There is considerable grower interest in the potential to use Light Emitting Diodes (LEDs) as supplemental light sources for production of greenhouse crops. LEDs are touted as being more energy efficient and longer lasting that standard high pressure sodium (HPS) lighting systems. As LEDs run cool they also have less potential to overheat the crop – although the waste heat generated by the HPS light systems can help offset heating costs in winter. Because each LED emits light over a very narrow bandwidth there is some concern as to whether crop appearance and other quality aspects will be “normal” under LED lights. One way that this concern could potentially be addressed is by altering the ration of red to blue LEDs in the lighting system. Randall and Lopez (2014) have recently examined the growth and plant quality of a range of bedding plant crops (Antirrhinum, Catharanthus, Celosia, Impatiens, Pelargonium, Petunia, Tagetes, Salvia and Viola) grown in a greenhouse with 16h/day of supplemental light (100 umol/m2/s-1) provided by either HPS or LED lights. LED systems with 100:0, 85:15 or 70:30 mixes of red (660 nm) and blue (470 nm) LEDs were tested. The results of the tests can be summarized as:
- In some crops stem thickness was increased under the LED lights, while in other species the light source had no impact on stem thickness.
- Root mass was consistently reduced when LEDS were used as the supplemental light source.
- Shoot weight under the LED lights was lower than or equal to the HPS lights
- Plants grown under the LEDS were consistently shorter than under the HPS lights
- Flowering was delayed in Celosia, Impatiens, Salvia and Tagetes crops grown under the LED lights
- Plant height at flowering under the HPS lights was shorter in Catharanthus and Pelargonium than when LED lights were used.
- As the LED light tended to reduce plant height while increasing stem thickness this resulted in a very sturdy plant well suited to handling and post-transplanting stresses
The overall consensus was that using LED lights as a source of supplemental light in the greenhouse was generally suitable for the production of a wide range of bedding plant crops. Growth and quality of the bedding plants was influenced by the ratio of red:blue lights in the LED light systems – but the effects varied with the crop species and the growth/ quality parameter being evaluated. A ratio of 85% red to 15% blue LEDs was considered to be a good overall compromise. The LED light systems, which were all passively cooled via heat fins, used 50-60% less power to generate the same amount of light as the HPS system. However the large surface area required to passively dissipate the heat produced by the LEDS meant that the LED light fixtures were so large that they blocked more than 50% of the sunlight coming into the greenhouse. By adding fans to actively dissipate heat the size of LED fixtures can be reduced so that the shadow they cast is comparable to a HPS system – however the combined power consumption of the fans + LEDs can then exceed the power required to run a HPS system (Currey and Lopez 2013). The study concludes that while LED lighting systems clearly have potential value in greenhouses there are still some issues that need to be addressed.
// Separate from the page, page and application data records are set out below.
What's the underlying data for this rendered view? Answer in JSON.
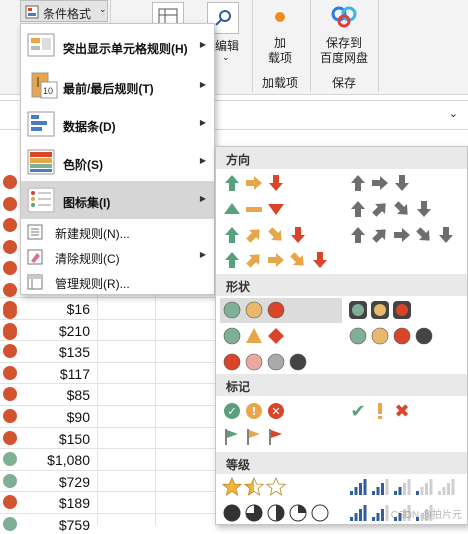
{
  "ribbon": {
    "cond_format": "条件格式",
    "load": "加\n载项",
    "load_group": "加载项",
    "save_baidu": "保存到\n百度网盘",
    "save_group": "保存",
    "edit_frag": "编辑"
  },
  "menu": {
    "items": [
      {
        "label": "突出显示单元格规则(H)",
        "bold": true,
        "arrow": "▶"
      },
      {
        "label": "最前/最后规则(T)",
        "bold": true,
        "arrow": "▶"
      },
      {
        "label": "数据条(D)",
        "bold": true,
        "arrow": "▶"
      },
      {
        "label": "色阶(S)",
        "bold": true,
        "arrow": "▶"
      },
      {
        "label": "图标集(I)",
        "bold": true,
        "arrow": "▶"
      },
      {
        "label": "新建规则(N)...",
        "bold": false,
        "arrow": ""
      },
      {
        "label": "清除规则(C)",
        "bold": false,
        "arrow": "▶"
      },
      {
        "label": "管理规则(R)...",
        "bold": false,
        "arrow": ""
      }
    ]
  },
  "submenu": {
    "sections": [
      "方向",
      "形状",
      "标记",
      "等级"
    ]
  },
  "sheet": {
    "values": [
      "$16",
      "$210",
      "$135",
      "$117",
      "$85",
      "$90",
      "$150",
      "$1,080",
      "$729",
      "$189",
      "$759"
    ],
    "dot_colors_top": [
      "#d4532f",
      "#d4532f",
      "#d4532f",
      "#d4532f",
      "#d4532f",
      "#d4532f",
      "#d4532f",
      "#d4532f",
      "#d4532f",
      "#d4532f",
      "#d4532f",
      "#d4532f",
      "#d4532f"
    ],
    "dot_colors": [
      "#d4532f",
      "#d4532f",
      "#d4532f",
      "#d4532f",
      "#d4532f",
      "#d4532f",
      "#d4532f",
      "#7faf95",
      "#7faf95",
      "#d4532f",
      "#7faf95"
    ]
  },
  "colors": {
    "green": "#5aa07c",
    "yellow": "#e8a64a",
    "red": "#d9442a",
    "gray": "#6e6e6e"
  },
  "watermark": "CSDN @拍片元"
}
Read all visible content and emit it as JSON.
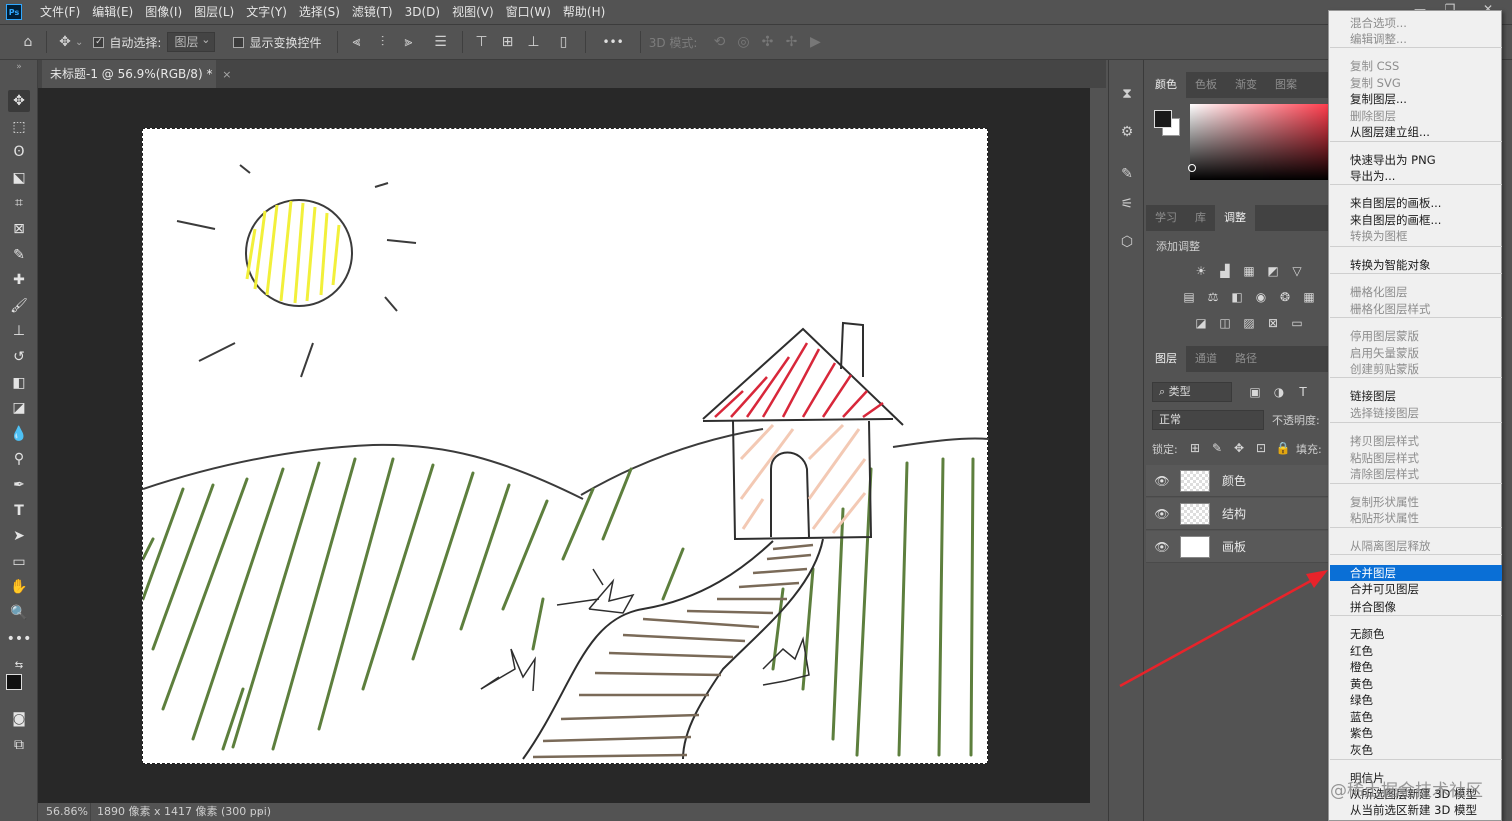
{
  "app": {
    "logo": "Ps"
  },
  "menubar": {
    "items": [
      "文件(F)",
      "编辑(E)",
      "图像(I)",
      "图层(L)",
      "文字(Y)",
      "选择(S)",
      "滤镜(T)",
      "3D(D)",
      "视图(V)",
      "窗口(W)",
      "帮助(H)"
    ]
  },
  "options": {
    "auto_select_label": "自动选择:",
    "auto_select_target": "图层",
    "show_transform_label": "显示变换控件",
    "mode_3d_label": "3D 模式:",
    "more": "•••"
  },
  "document": {
    "tab_title": "未标题-1 @ 56.9%(RGB/8) *",
    "close": "×"
  },
  "status": {
    "zoom": "56.86%",
    "doc_info": "1890 像素 x 1417 像素 (300 ppi)",
    "arrow": "›"
  },
  "color_panel": {
    "tabs": [
      "颜色",
      "色板",
      "渐变",
      "图案"
    ]
  },
  "adjust_panel": {
    "tabs": [
      "学习",
      "库",
      "调整"
    ],
    "title": "添加调整"
  },
  "layers_panel": {
    "tabs": [
      "图层",
      "通道",
      "路径"
    ],
    "filter": "类型",
    "blend_mode": "正常",
    "opacity_label": "不透明度:",
    "lock_label": "锁定:",
    "fill_label": "填充:",
    "layers": [
      {
        "name": "颜色"
      },
      {
        "name": "结构"
      },
      {
        "name": "画板"
      }
    ]
  },
  "context_menu": {
    "items": [
      {
        "label": "混合选项...",
        "enabled": false
      },
      {
        "label": "编辑调整...",
        "enabled": false
      },
      {
        "label": "复制 CSS",
        "enabled": false
      },
      {
        "label": "复制 SVG",
        "enabled": false
      },
      {
        "label": "复制图层...",
        "enabled": true
      },
      {
        "label": "删除图层",
        "enabled": false
      },
      {
        "label": "从图层建立组...",
        "enabled": true
      },
      {
        "label": "快速导出为 PNG",
        "enabled": true
      },
      {
        "label": "导出为...",
        "enabled": true
      },
      {
        "label": "来自图层的画板...",
        "enabled": true
      },
      {
        "label": "来自图层的画框...",
        "enabled": true
      },
      {
        "label": "转换为图框",
        "enabled": false
      },
      {
        "label": "转换为智能对象",
        "enabled": true
      },
      {
        "label": "栅格化图层",
        "enabled": false
      },
      {
        "label": "栅格化图层样式",
        "enabled": false
      },
      {
        "label": "停用图层蒙版",
        "enabled": false
      },
      {
        "label": "启用矢量蒙版",
        "enabled": false
      },
      {
        "label": "创建剪贴蒙版",
        "enabled": false
      },
      {
        "label": "链接图层",
        "enabled": true
      },
      {
        "label": "选择链接图层",
        "enabled": false
      },
      {
        "label": "拷贝图层样式",
        "enabled": false
      },
      {
        "label": "粘贴图层样式",
        "enabled": false
      },
      {
        "label": "清除图层样式",
        "enabled": false
      },
      {
        "label": "复制形状属性",
        "enabled": false
      },
      {
        "label": "粘贴形状属性",
        "enabled": false
      },
      {
        "label": "从隔离图层释放",
        "enabled": false
      },
      {
        "label": "合并图层",
        "enabled": true,
        "highlight": true
      },
      {
        "label": "合并可见图层",
        "enabled": true
      },
      {
        "label": "拼合图像",
        "enabled": true
      },
      {
        "label": "无颜色",
        "enabled": true
      },
      {
        "label": "红色",
        "enabled": true
      },
      {
        "label": "橙色",
        "enabled": true
      },
      {
        "label": "黄色",
        "enabled": true
      },
      {
        "label": "绿色",
        "enabled": true
      },
      {
        "label": "蓝色",
        "enabled": true
      },
      {
        "label": "紫色",
        "enabled": true
      },
      {
        "label": "灰色",
        "enabled": true
      },
      {
        "label": "明信片",
        "enabled": true
      },
      {
        "label": "从所选图层新建 3D 模型",
        "enabled": true
      },
      {
        "label": "从当前选区新建 3D 模型",
        "enabled": true
      }
    ]
  },
  "watermark": "@稀土掘金技术社区",
  "colors": {
    "accent": "#0a6fd6",
    "arrow": "#e8232a",
    "grass": "#5d7f3d",
    "sun": "#f2f03a",
    "roof": "#d8273a",
    "path": "#7a6a58",
    "wall": "#f3c9b4"
  }
}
Source : Randall and Lopez (2014). HortScience 49: 589-595.
Curry and Lopez (2013). HortScience 48:428-434.